I was worried that so much dying would cheapen the threat and leave me callous, but each drip of fear is tantalizingly paced out. Alien: Isolation is set up to play slow. I can’t run because that’s a sure way to get got. Safety is a myth. My Chucks squeak on the floor even when I crawl everywhere and I know each damn threat is gonna hear it. The motion tracker randomly squawks when I’m not using it, and beeps on cue within earshot of the alien when I am. While the synthetics and the humans are more reliably scripted, the alien is not, so there’s no memorizing my way out of this. The saves spots are spread thin, my enemy unpredictable.
It’s tempting to say that this feels a bit more real than other first-person games, primarily by limiting Amanda to the more familiar benchmarks of a human body. Enterprising players have already found a way to play Alien: Isolation with an Oculus Rift, but it’s hardly necessary, as the game is already near peak in that ever-nebulous, know-it-when-I-feel it “immersion.” The entire experience is visceral and relatable. Running and gunning is not an option because neither Amanda nor I are super soldiers. This is not a fair fight because fair fights don’t make me shit my pants. We are too slow and shooting guns is hard and most situations in life cannot be blasted out of. Better to rely on her stealth and engineering skills. This is the first game where I used damn near everything I crafted. The game taught me that starting over from a save point was truly a pain in the ass worth avoiding. Easier to make a plan and use my tools.
The details of the visual and ludic design, then, do more than keep the terror fresh—they create within the player a demand for more. Every element of this game is soaked in the disconcerting out-of-phase feeling of analog video, still an excellent medium for horror. This is the solid core of Alien: Isolation. True horror plants the seed of fear, but obscures the rest. You enhance the threat for yourself.

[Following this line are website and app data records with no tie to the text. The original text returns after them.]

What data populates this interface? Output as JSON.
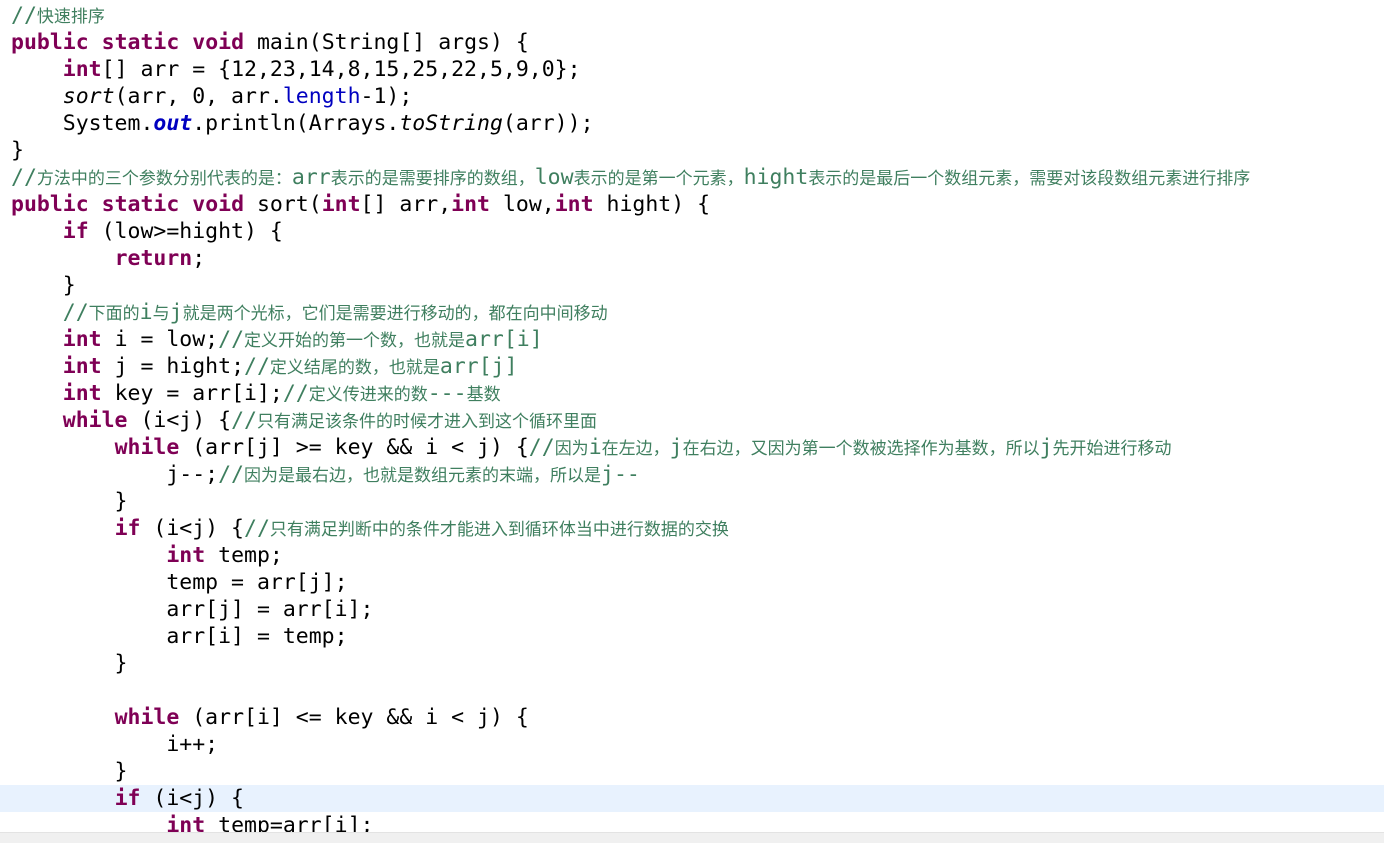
{
  "editor": {
    "lines": [
      [
        [
          "cm",
          "//快速排序"
        ]
      ],
      [
        [
          "kw",
          "public"
        ],
        [
          "t",
          " "
        ],
        [
          "kw",
          "static"
        ],
        [
          "t",
          " "
        ],
        [
          "kw",
          "void"
        ],
        [
          "t",
          " main(String[] args) {"
        ]
      ],
      [
        [
          "t",
          "    "
        ],
        [
          "kw",
          "int"
        ],
        [
          "t",
          "[] arr = {12,23,14,8,15,25,22,5,9,0};"
        ]
      ],
      [
        [
          "t",
          "    "
        ],
        [
          "it",
          "sort"
        ],
        [
          "t",
          "(arr, 0, arr."
        ],
        [
          "fld",
          "length"
        ],
        [
          "t",
          "-1);"
        ]
      ],
      [
        [
          "t",
          "    System."
        ],
        [
          "sfld",
          "out"
        ],
        [
          "t",
          ".println(Arrays."
        ],
        [
          "it",
          "toString"
        ],
        [
          "t",
          "(arr));"
        ]
      ],
      [
        [
          "t",
          "}"
        ]
      ],
      [
        [
          "cm",
          "//方法中的三个参数分别代表的是：arr表示的是需要排序的数组，low表示的是第一个元素，hight表示的是最后一个数组元素，需要对该段数组元素进行排序"
        ]
      ],
      [
        [
          "kw",
          "public"
        ],
        [
          "t",
          " "
        ],
        [
          "kw",
          "static"
        ],
        [
          "t",
          " "
        ],
        [
          "kw",
          "void"
        ],
        [
          "t",
          " sort("
        ],
        [
          "kw",
          "int"
        ],
        [
          "t",
          "[] arr,"
        ],
        [
          "kw",
          "int"
        ],
        [
          "t",
          " low,"
        ],
        [
          "kw",
          "int"
        ],
        [
          "t",
          " hight) {"
        ]
      ],
      [
        [
          "t",
          "    "
        ],
        [
          "kw",
          "if"
        ],
        [
          "t",
          " (low>=hight) {"
        ]
      ],
      [
        [
          "t",
          "        "
        ],
        [
          "kw",
          "return"
        ],
        [
          "t",
          ";"
        ]
      ],
      [
        [
          "t",
          "    }"
        ]
      ],
      [
        [
          "t",
          "    "
        ],
        [
          "cm",
          "//下面的i与j就是两个光标，它们是需要进行移动的，都在向中间移动"
        ]
      ],
      [
        [
          "t",
          "    "
        ],
        [
          "kw",
          "int"
        ],
        [
          "t",
          " i = low;"
        ],
        [
          "cm",
          "//定义开始的第一个数，也就是arr[i]"
        ]
      ],
      [
        [
          "t",
          "    "
        ],
        [
          "kw",
          "int"
        ],
        [
          "t",
          " j = hight;"
        ],
        [
          "cm",
          "//定义结尾的数，也就是arr[j]"
        ]
      ],
      [
        [
          "t",
          "    "
        ],
        [
          "kw",
          "int"
        ],
        [
          "t",
          " key = arr[i];"
        ],
        [
          "cm",
          "//定义传进来的数---基数"
        ]
      ],
      [
        [
          "t",
          "    "
        ],
        [
          "kw",
          "while"
        ],
        [
          "t",
          " (i<j) {"
        ],
        [
          "cm",
          "//只有满足该条件的时候才进入到这个循环里面"
        ]
      ],
      [
        [
          "t",
          "        "
        ],
        [
          "kw",
          "while"
        ],
        [
          "t",
          " (arr[j] >= key && i < j) {"
        ],
        [
          "cm",
          "//因为i在左边，j在右边，又因为第一个数被选择作为基数，所以j先开始进行移动"
        ]
      ],
      [
        [
          "t",
          "            j--;"
        ],
        [
          "cm",
          "//因为是最右边，也就是数组元素的末端，所以是j--"
        ]
      ],
      [
        [
          "t",
          "        }"
        ]
      ],
      [
        [
          "t",
          "        "
        ],
        [
          "kw",
          "if"
        ],
        [
          "t",
          " (i<j) {"
        ],
        [
          "cm",
          "//只有满足判断中的条件才能进入到循环体当中进行数据的交换"
        ]
      ],
      [
        [
          "t",
          "            "
        ],
        [
          "kw",
          "int"
        ],
        [
          "t",
          " temp;"
        ]
      ],
      [
        [
          "t",
          "            temp = arr[j];"
        ]
      ],
      [
        [
          "t",
          "            arr[j] = arr[i];"
        ]
      ],
      [
        [
          "t",
          "            arr[i] = temp;"
        ]
      ],
      [
        [
          "t",
          "        }"
        ]
      ],
      [
        [
          "t",
          ""
        ]
      ],
      [
        [
          "t",
          "        "
        ],
        [
          "kw",
          "while"
        ],
        [
          "t",
          " (arr[i] <= key && i < j) {"
        ]
      ],
      [
        [
          "t",
          "            i++;"
        ]
      ],
      [
        [
          "t",
          "        }"
        ]
      ],
      [
        [
          "t",
          "        "
        ],
        [
          "kw",
          "if"
        ],
        [
          "t",
          " (i<j) {"
        ]
      ],
      [
        [
          "t",
          "            "
        ],
        [
          "kw",
          "int"
        ],
        [
          "t",
          " temp=arr[i];"
        ]
      ]
    ],
    "current_line_index": 29,
    "colors": {
      "keyword": "#7f0055",
      "comment": "#3f7f5f",
      "field": "#0000c0",
      "current_line": "#e8f2fe"
    }
  }
}
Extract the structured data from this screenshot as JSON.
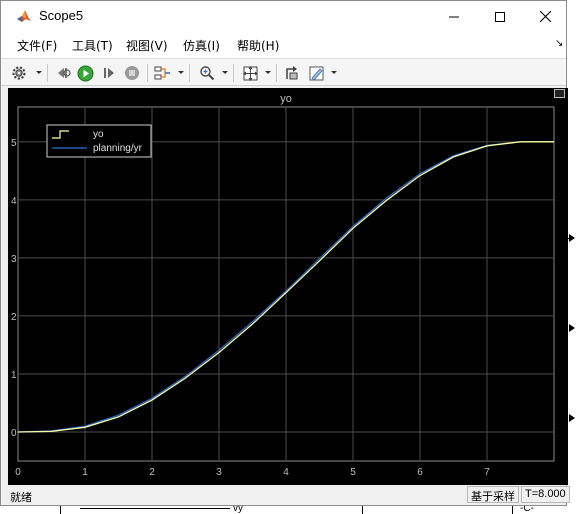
{
  "window": {
    "title": "Scope5"
  },
  "menu": [
    {
      "label": "文件(F)"
    },
    {
      "label": "工具(T)"
    },
    {
      "label": "视图(V)"
    },
    {
      "label": "仿真(I)"
    },
    {
      "label": "帮助(H)"
    }
  ],
  "toolbar": {
    "icons": [
      "gear-icon",
      "step-back-icon",
      "run-icon",
      "step-forward-icon",
      "stop-icon",
      "signal-select-icon",
      "zoom-icon",
      "autoscale-icon",
      "highlight-block-icon",
      "style-icon"
    ]
  },
  "statusbar": {
    "status": "就绪",
    "mode": "基于采样",
    "time": "T=8.000"
  },
  "background": {
    "label_vy": "vy",
    "label_c": "-C-"
  },
  "colors": {
    "plot_bg": "#000000",
    "grid": "#4d4d4d",
    "axis_text": "#bfbfbf",
    "series_yo": "#ffff9e",
    "series_yr": "#2f6fd6"
  },
  "chart_data": {
    "type": "line",
    "title": "yo",
    "xlim": [
      0,
      8
    ],
    "ylim": [
      -0.5,
      5.6
    ],
    "xticks": [
      "0",
      "1",
      "2",
      "3",
      "4",
      "5",
      "6",
      "7"
    ],
    "yticks": [
      "0",
      "1",
      "2",
      "3",
      "4",
      "5"
    ],
    "grid": true,
    "legend_position": "top-left",
    "x": [
      0,
      0.5,
      1.0,
      1.5,
      2.0,
      2.5,
      3.0,
      3.5,
      4.0,
      4.5,
      5.0,
      5.5,
      6.0,
      6.5,
      7.0,
      7.5,
      8.0
    ],
    "series": [
      {
        "name": "yo",
        "values": [
          0,
          0.01,
          0.08,
          0.26,
          0.55,
          0.93,
          1.37,
          1.86,
          2.4,
          2.95,
          3.51,
          3.99,
          4.42,
          4.74,
          4.93,
          5.0,
          5.0
        ]
      },
      {
        "name": "planning/yr",
        "values": [
          0,
          0.02,
          0.1,
          0.29,
          0.58,
          0.96,
          1.41,
          1.9,
          2.43,
          2.99,
          3.54,
          4.03,
          4.45,
          4.76,
          4.94,
          5.0,
          5.0
        ]
      }
    ]
  }
}
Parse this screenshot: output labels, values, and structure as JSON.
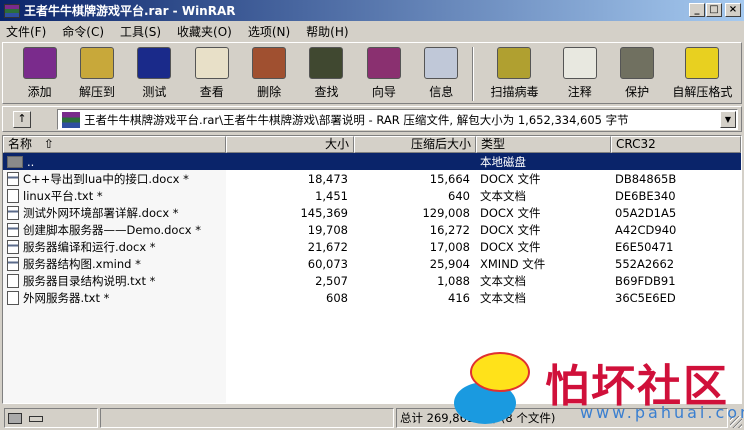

I couldn’t turn off Gremlins or Chucky or Bun Bun fast enough, tripping over myself to end the experience. But Alien: Isolation reels me in for more. If the light of the churning sun streaming through the window is the last thing I see before having my face torn off, then it was a good run. Next time I will happily take it slower.